— Your assignment —
Lines that include the word "clock" should be copied from the listing that follows.

(Beginning of Entries provided)

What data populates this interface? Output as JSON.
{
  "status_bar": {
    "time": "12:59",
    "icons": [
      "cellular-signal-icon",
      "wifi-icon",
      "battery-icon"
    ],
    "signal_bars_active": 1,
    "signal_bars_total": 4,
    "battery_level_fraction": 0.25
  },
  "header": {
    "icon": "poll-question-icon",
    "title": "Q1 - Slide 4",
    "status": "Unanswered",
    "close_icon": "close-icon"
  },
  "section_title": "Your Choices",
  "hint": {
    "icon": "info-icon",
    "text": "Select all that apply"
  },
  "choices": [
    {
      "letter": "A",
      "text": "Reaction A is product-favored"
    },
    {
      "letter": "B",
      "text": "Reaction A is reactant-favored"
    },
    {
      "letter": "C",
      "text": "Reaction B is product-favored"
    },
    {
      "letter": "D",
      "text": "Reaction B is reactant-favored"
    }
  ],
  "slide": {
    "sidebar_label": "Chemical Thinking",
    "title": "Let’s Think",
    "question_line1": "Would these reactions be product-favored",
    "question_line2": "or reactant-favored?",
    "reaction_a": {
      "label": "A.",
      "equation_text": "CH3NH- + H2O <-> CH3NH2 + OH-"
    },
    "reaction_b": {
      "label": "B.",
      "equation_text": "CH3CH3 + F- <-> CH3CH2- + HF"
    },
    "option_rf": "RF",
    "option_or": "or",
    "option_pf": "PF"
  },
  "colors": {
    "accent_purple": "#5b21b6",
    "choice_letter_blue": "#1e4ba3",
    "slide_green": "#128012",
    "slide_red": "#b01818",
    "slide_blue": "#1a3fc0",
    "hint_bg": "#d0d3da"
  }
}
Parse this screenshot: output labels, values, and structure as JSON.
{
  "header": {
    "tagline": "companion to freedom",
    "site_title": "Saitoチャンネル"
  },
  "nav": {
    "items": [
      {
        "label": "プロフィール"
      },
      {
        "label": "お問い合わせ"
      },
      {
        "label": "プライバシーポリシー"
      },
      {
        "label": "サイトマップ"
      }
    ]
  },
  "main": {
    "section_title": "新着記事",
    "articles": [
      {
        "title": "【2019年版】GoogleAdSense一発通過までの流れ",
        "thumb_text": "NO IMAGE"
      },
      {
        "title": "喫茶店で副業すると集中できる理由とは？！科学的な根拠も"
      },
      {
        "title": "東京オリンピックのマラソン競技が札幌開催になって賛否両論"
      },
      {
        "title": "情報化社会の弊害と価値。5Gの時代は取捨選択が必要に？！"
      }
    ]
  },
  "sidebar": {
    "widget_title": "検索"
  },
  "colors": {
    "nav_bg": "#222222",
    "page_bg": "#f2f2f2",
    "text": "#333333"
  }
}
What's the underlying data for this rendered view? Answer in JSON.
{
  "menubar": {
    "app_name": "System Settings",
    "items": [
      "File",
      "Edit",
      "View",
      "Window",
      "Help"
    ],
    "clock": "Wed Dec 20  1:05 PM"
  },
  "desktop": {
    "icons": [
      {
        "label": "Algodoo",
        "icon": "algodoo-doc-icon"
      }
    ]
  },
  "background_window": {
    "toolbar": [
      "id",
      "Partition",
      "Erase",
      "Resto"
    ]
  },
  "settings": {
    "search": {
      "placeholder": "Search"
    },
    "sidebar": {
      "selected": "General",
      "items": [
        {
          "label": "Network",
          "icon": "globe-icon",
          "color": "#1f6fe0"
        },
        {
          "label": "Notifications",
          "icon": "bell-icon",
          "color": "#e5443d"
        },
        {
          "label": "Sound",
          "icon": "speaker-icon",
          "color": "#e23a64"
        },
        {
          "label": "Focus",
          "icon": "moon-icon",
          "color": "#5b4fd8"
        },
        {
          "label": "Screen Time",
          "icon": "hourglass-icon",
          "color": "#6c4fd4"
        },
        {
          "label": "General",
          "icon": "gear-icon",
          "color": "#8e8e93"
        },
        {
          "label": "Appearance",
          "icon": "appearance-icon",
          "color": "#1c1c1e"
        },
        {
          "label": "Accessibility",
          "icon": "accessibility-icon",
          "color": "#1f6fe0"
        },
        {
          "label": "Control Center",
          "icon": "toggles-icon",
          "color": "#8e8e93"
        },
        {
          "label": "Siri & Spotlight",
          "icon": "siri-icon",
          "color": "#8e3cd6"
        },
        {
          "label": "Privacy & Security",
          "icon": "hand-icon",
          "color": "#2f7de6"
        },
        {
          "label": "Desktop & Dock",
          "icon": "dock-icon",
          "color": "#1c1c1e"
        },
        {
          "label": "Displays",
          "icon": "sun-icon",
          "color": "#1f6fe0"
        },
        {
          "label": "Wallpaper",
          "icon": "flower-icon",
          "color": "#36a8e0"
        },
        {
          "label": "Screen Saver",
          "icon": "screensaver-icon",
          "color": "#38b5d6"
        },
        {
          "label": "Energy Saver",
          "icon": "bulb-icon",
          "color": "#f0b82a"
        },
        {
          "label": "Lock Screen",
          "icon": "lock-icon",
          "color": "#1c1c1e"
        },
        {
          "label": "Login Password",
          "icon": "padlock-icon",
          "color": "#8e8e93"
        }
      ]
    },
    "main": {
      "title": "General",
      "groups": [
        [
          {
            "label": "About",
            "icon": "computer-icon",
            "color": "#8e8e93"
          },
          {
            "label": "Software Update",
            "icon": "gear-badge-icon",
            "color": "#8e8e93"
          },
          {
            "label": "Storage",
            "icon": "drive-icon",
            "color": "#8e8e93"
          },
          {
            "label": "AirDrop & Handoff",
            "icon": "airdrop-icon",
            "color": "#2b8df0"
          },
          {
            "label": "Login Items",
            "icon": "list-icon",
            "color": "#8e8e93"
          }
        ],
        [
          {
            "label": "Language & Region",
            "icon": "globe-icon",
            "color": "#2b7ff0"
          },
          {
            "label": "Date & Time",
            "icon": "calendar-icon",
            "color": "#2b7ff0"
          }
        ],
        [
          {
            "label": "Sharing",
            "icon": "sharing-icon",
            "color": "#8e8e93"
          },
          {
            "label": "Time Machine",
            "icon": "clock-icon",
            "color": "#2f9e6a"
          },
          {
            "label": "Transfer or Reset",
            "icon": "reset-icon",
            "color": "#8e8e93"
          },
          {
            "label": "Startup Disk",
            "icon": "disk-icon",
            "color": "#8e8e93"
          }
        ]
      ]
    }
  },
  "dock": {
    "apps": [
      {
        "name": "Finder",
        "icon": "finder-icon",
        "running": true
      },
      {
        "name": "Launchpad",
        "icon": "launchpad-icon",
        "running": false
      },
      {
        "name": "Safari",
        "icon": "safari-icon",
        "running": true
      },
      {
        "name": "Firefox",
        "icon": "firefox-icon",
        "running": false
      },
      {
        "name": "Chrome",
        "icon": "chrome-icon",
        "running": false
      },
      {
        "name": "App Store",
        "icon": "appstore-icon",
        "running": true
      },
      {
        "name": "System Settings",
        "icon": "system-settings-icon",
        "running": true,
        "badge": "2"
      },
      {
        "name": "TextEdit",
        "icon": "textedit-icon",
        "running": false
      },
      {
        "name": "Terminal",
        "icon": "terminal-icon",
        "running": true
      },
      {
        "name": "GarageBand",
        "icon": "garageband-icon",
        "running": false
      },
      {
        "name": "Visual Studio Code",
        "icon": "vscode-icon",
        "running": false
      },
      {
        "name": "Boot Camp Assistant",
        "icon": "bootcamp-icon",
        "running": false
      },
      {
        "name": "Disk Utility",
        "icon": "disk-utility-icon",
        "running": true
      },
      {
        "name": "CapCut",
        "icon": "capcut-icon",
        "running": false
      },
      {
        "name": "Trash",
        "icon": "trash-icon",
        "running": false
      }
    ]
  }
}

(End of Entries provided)

— Response area —
    "clock": "Wed Dec 20  1:05 PM"
            "icon": "clock-icon",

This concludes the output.